Tag Archives: Non-Cooperation Movement

Kitaab launches a podcast series on Maulana Abul Kalam Azad’s Khilafat lectures

Kitaab has just launched a podcasts series based on the historical Khilafat lectures of Maulana Abul Kalam Azad, India’s first Minister of Education and well-known freedom fighter. The podcast is being produced by Filmwallas under the direction of Kitaab’s founder and author, Zafar Anjum.

The first episode of the series was launched today on Kitaab’s YouTube Channel.

This is part of a series of lectures that Maulana Azad delivered during the Khilafat movement (1919-1922) in India during the British Raj. This movement was one of the key developments in India’s struggle for freedom which brought Hindus and Muslims together on one political platform under the leadership of giants like Gandhi, Azad and the Ali Brothers, among others.

In 1920 an alliance was made between Khilafat leaders and the Indian National Congress, the largest political party in India and of the nationalist movement. Congress leader Mohandas Gandhi and the Khilafat leaders promised to work and fight together for the causes of Khilafat and Swaraj. Seeking to increase pressure on the British, the Khilafatists became a major part of the non-cooperation movement — a nationwide campaign of mass, peaceful civil disobedience. The support of the Khilafatists helped Gandhi and the Congress ensure Hindu-Muslim unity during the struggle

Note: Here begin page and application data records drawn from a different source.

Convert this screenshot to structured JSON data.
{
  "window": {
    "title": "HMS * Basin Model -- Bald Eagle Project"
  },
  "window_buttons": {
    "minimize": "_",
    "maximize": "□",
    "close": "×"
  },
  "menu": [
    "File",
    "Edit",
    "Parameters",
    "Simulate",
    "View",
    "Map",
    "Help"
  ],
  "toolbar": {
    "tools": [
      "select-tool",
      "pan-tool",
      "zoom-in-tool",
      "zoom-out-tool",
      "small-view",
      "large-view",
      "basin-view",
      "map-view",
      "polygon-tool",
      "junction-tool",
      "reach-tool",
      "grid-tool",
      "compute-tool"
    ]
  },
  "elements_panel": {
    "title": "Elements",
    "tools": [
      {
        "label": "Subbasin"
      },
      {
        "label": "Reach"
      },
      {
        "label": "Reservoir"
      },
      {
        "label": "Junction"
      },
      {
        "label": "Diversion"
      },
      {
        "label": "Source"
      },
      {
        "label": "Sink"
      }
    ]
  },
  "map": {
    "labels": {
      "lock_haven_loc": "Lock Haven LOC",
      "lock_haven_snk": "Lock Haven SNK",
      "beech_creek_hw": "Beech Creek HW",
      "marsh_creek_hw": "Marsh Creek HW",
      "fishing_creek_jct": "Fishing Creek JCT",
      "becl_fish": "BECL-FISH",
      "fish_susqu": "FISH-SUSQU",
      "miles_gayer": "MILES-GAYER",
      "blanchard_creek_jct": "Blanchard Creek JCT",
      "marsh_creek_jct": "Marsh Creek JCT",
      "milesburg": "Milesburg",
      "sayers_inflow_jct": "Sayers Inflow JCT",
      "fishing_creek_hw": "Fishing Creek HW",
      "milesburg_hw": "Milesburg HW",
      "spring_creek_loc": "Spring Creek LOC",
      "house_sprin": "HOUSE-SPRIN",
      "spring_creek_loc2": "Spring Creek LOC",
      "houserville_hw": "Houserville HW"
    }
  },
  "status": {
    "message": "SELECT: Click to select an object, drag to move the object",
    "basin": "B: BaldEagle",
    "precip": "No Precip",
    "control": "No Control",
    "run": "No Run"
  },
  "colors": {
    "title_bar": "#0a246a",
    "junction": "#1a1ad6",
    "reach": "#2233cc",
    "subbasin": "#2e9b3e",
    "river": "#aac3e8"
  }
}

The lectures have been sourced from a book titled, Khutbat-e Khilafat, compiled by Dr Mahmood Ihali, and published by UP Urdu Akademi, Lucknow (1988).

The Genius of Munshi Premchand

 

Munshi Premchand(1880-1936), born as Dhanpat Rai Shrivastav, was one of the foremost Hindi writers of the early twentieth century. He has to his credit more than three hundred short stories, fourteen novels, many more essays, letters translations and plays and even a film script.

His short story Shatranj ke Khiladi was made into an award winning film by Satyajit Ray as were a number of his other works by noted directors, like Hrishikesh Mukherjee.

With his reformatory zeal and an ability to create empathetic overtones, Premchand was a prominent writer in Hindi who was appreciated more after his death than before. Writes David Rubin, late translator and scholar, in The World of Premchand (Oxford, 2001): “To Premchand belongs the distinction of creating the genre of the serious short story—and the serious novel as well—in both Hindi and Urdu. Virtually single-handed he lifted fiction in these languages from a quagmire of aimless romantic chronicles to a high level of realistic narrative comparable to European fiction of the time; and in both languages, he has, in addition, remained an unsurpassed master.” Interestingly, Rubin taught for a number of years in Allahabad and Rajasthan Universities in India and is also known to have translated not only Premchand but also another very well-known Hindi poet, Suryakant Tripathi ‘Nirala’. Read more

Once Upon a Time in Bombay

By Dipti Nagpaul D’souza

A year into the Non-Cooperation Movement, Mahatma Gandhi announced the Tilak Swaraj Fund. The Fund, a homage to Bal Gangadhar Tilak on his first death anniversary, aimed at collecting Rs 1 crore to aid India’s freedom struggle and resistance to the British rule. A massive amount at the time, the skeptical were proved wrong when the money came in by the set deadline of June 30. Of the collected amount, Rs 37.5 lakh was donated by Bombay, which led him to refer to the city as “Bombay the Beautiful”.

The use of the expression surprised Mumbai’s Mani Bhavan Gandhi Sanghralaya President Usha Thakkar when she came across the reference during one of her researches. “He believed that rural India was the heart of the nation and often called cities ‘India’s plague ports’. I was curious as to what led him to call Bombay beautiful,” she recounts. The search led her to discover a plethora of lesser-known stories about the role Mumbai (then Bombay) played in the Mahatma’s journey and India’s freedom struggle. Read more

Source: The Indian Express